> _Assignment_
Word for word, reproduce each of the entries.

START Data to process

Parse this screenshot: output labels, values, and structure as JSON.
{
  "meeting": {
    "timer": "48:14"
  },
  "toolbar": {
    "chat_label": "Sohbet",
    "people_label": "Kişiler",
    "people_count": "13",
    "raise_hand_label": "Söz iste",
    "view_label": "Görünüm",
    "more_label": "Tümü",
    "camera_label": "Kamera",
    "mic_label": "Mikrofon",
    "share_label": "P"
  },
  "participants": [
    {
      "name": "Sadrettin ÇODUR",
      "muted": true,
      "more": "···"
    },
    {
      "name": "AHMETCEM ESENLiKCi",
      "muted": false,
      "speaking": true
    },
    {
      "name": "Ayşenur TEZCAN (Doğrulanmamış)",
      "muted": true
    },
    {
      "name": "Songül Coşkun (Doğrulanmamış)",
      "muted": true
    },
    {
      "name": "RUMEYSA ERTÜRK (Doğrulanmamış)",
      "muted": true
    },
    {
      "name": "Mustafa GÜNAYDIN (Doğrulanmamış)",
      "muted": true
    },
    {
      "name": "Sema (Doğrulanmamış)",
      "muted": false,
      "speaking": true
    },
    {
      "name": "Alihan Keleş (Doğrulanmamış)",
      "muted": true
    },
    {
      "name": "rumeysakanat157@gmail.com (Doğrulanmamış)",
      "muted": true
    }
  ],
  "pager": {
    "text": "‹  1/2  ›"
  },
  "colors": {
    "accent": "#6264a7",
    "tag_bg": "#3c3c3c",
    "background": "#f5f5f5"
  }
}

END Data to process

> _Answer to this problem_
Parse this screenshot: output labels, values, and structure as JSON.
{
  "meeting": {
    "timer": "48:14"
  },
  "toolbar": {
    "chat_label": "Sohbet",
    "people_label": "Kişiler",
    "people_count": "13",
    "raise_hand_label": "Söz iste",
    "view_label": "Görünüm",
    "more_label": "Tümü",
    "camera_label": "Kamera",
    "mic_label": "Mikrofon",
    "share_label": "P"
  },
  "participants": [
    {
      "name": "Sadrettin ÇODUR",
      "muted": true,
      "more": "···"
    },
    {
      "name": "AHMETCEM ESENLiKCi",
      "muted": false,
      "speaking": true
    },
    {
      "name": "Ayşenur TEZCAN (Doğrulanmamış)",
      "muted": true
    },
    {
      "name": "Songül Coşkun (Doğrulanmamış)",
      "muted": true
    },
    {
      "name": "RUMEYSA ERTÜRK (Doğrulanmamış)",
      "muted": true
    },
    {
      "name": "Mustafa GÜNAYDIN (Doğrulanmamış)",
      "muted": true
    },
    {
      "name": "Sema (Doğrulanmamış)",
      "muted": false,
      "speaking": true
    },
    {
      "name": "Alihan Keleş (Doğrulanmamış)",
      "muted": true
    },
    {
      "name": "rumeysakanat157@gmail.com (Doğrulanmamış)",
      "muted": true
    }
  ],
  "pager": {
    "text": "‹  1/2  ›"
  },
  "colors": {
    "accent": "#6264a7",
    "tag_bg": "#3c3c3c",
    "background": "#f5f5f5"
  }
}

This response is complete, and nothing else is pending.